WHAT NEEDS TO BE DONE: If an entry holds a picture, leave the picture out and output everything else exactly.

DATA PROVIDED:
—————
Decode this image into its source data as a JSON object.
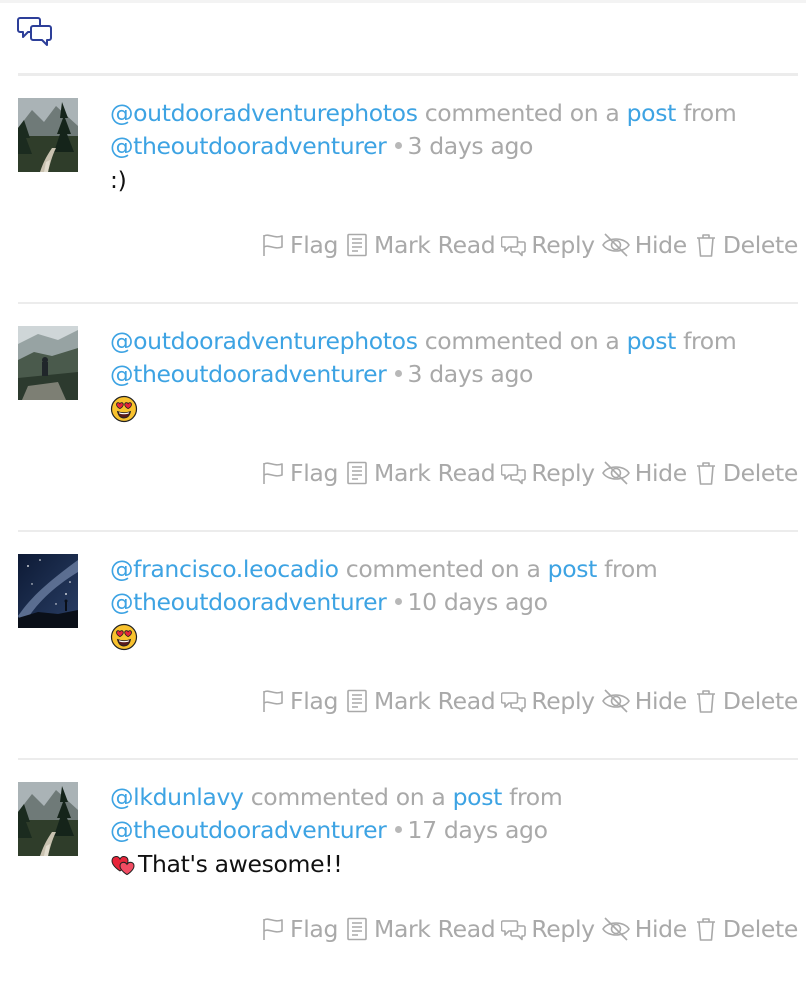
{
  "header": {
    "icon": "comments-icon"
  },
  "labels": {
    "commented_on_a": "commented on a",
    "post": "post",
    "from": "from"
  },
  "colors": {
    "link": "#3da3e3",
    "muted": "#a9a9a9",
    "header_icon": "#2d3f99"
  },
  "notifications": [
    {
      "user": "@outdooradventurephotos",
      "page": "@theoutdooradventurer",
      "time": "3 days ago",
      "comment": ":)",
      "emoji": "",
      "avatar": "forest-trail-photo"
    },
    {
      "user": "@outdooradventurephotos",
      "page": "@theoutdooradventurer",
      "time": "3 days ago",
      "comment": "",
      "emoji": "heart-eyes-emoji",
      "avatar": "misty-mountain-hiker-photo"
    },
    {
      "user": "@francisco.leocadio",
      "page": "@theoutdooradventurer",
      "time": "10 days ago",
      "comment": "",
      "emoji": "heart-eyes-emoji",
      "avatar": "milky-way-night-photo"
    },
    {
      "user": "@lkdunlavy",
      "page": "@theoutdooradventurer",
      "time": "17 days ago",
      "comment": "That's awesome!!",
      "emoji": "two-hearts-emoji",
      "avatar": "forest-trail-photo"
    }
  ],
  "actions": {
    "flag": "Flag",
    "mark_read": "Mark Read",
    "reply": "Reply",
    "hide": "Hide",
    "delete": "Delete"
  }
}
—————
OUTPUT BELOW:
Decode this image into its source data as a JSON object.
{
  "header": {
    "icon": "comments-icon"
  },
  "labels": {
    "commented_on_a": "commented on a",
    "post": "post",
    "from": "from"
  },
  "colors": {
    "link": "#3da3e3",
    "muted": "#a9a9a9",
    "header_icon": "#2d3f99"
  },
  "notifications": [
    {
      "user": "@outdooradventurephotos",
      "page": "@theoutdooradventurer",
      "time": "3 days ago",
      "comment": ":)",
      "emoji": "",
      "avatar": "forest-trail-photo"
    },
    {
      "user": "@outdooradventurephotos",
      "page": "@theoutdooradventurer",
      "time": "3 days ago",
      "comment": "",
      "emoji": "heart-eyes-emoji",
      "avatar": "misty-mountain-hiker-photo"
    },
    {
      "user": "@francisco.leocadio",
      "page": "@theoutdooradventurer",
      "time": "10 days ago",
      "comment": "",
      "emoji": "heart-eyes-emoji",
      "avatar": "milky-way-night-photo"
    },
    {
      "user": "@lkdunlavy",
      "page": "@theoutdooradventurer",
      "time": "17 days ago",
      "comment": "That's awesome!!",
      "emoji": "two-hearts-emoji",
      "avatar": "forest-trail-photo"
    }
  ],
  "actions": {
    "flag": "Flag",
    "mark_read": "Mark Read",
    "reply": "Reply",
    "hide": "Hide",
    "delete": "Delete"
  }
}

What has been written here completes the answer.